• _EXERCISE_
Copy out the records that follow, leaving every character as it is.

Data about app and page elements:
--
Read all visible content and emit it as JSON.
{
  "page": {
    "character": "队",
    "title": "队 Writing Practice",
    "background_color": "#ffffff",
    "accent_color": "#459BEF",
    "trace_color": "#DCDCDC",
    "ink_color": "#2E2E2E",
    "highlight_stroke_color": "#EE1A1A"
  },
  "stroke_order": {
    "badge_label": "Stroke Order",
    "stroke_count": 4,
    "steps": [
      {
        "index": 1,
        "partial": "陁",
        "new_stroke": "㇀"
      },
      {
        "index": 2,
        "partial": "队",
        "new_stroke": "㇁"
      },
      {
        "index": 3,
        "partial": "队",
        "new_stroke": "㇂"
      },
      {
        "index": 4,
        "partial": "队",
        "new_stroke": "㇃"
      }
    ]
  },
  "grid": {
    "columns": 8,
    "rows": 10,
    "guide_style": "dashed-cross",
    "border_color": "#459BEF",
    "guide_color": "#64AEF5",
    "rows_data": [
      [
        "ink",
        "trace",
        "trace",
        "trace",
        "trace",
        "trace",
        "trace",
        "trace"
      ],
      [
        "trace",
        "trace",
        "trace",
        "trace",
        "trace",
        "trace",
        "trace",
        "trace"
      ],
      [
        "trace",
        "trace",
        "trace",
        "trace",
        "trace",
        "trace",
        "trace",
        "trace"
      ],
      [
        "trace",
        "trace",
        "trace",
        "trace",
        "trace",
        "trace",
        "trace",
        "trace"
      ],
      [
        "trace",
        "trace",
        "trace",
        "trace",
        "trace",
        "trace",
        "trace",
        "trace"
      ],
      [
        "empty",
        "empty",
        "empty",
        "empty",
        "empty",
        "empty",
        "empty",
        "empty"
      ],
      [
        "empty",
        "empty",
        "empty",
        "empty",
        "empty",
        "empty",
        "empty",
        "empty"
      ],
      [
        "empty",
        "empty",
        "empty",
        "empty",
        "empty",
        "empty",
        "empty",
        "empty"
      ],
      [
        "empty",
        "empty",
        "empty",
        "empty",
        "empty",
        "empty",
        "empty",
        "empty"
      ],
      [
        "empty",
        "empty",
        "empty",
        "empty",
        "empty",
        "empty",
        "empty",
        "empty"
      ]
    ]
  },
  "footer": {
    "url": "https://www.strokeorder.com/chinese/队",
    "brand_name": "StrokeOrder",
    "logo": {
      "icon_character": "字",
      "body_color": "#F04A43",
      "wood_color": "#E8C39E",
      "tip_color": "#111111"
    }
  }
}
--
• _EXERCISE ANSWER_
Read all visible content and emit it as JSON.
{
  "page": {
    "character": "队",
    "title": "队 Writing Practice",
    "background_color": "#ffffff",
    "accent_color": "#459BEF",
    "trace_color": "#DCDCDC",
    "ink_color": "#2E2E2E",
    "highlight_stroke_color": "#EE1A1A"
  },
  "stroke_order": {
    "badge_label": "Stroke Order",
    "stroke_count": 4,
    "steps": [
      {
        "index": 1,
        "partial": "陁",
        "new_stroke": "㇀"
      },
      {
        "index": 2,
        "partial": "队",
        "new_stroke": "㇁"
      },
      {
        "index": 3,
        "partial": "队",
        "new_stroke": "㇂"
      },
      {
        "index": 4,
        "partial": "队",
        "new_stroke": "㇃"
      }
    ]
  },
  "grid": {
    "columns": 8,
    "rows": 10,
    "guide_style": "dashed-cross",
    "border_color": "#459BEF",
    "guide_color": "#64AEF5",
    "rows_data": [
      [
        "ink",
        "trace",
        "trace",
        "trace",
        "trace",
        "trace",
        "trace",
        "trace"
      ],
      [
        "trace",
        "trace",
        "trace",
        "trace",
        "trace",
        "trace",
        "trace",
        "trace"
      ],
      [
        "trace",
        "trace",
        "trace",
        "trace",
        "trace",
        "trace",
        "trace",
        "trace"
      ],
      [
        "trace",
        "trace",
        "trace",
        "trace",
        "trace",
        "trace",
        "trace",
        "trace"
      ],
      [
        "trace",
        "trace",
        "trace",
        "trace",
        "trace",
        "trace",
        "trace",
        "trace"
      ],
      [
        "empty",
        "empty",
        "empty",
        "empty",
        "empty",
        "empty",
        "empty",
        "empty"
      ],
      [
        "empty",
        "empty",
        "empty",
        "empty",
        "empty",
        "empty",
        "empty",
        "empty"
      ],
      [
        "empty",
        "empty",
        "empty",
        "empty",
        "empty",
        "empty",
        "empty",
        "empty"
      ],
      [
        "empty",
        "empty",
        "empty",
        "empty",
        "empty",
        "empty",
        "empty",
        "empty"
      ],
      [
        "empty",
        "empty",
        "empty",
        "empty",
        "empty",
        "empty",
        "empty",
        "empty"
      ]
    ]
  },
  "footer": {
    "url": "https://www.strokeorder.com/chinese/队",
    "brand_name": "StrokeOrder",
    "logo": {
      "icon_character": "字",
      "body_color": "#F04A43",
      "wood_color": "#E8C39E",
      "tip_color": "#111111"
    }
  }
}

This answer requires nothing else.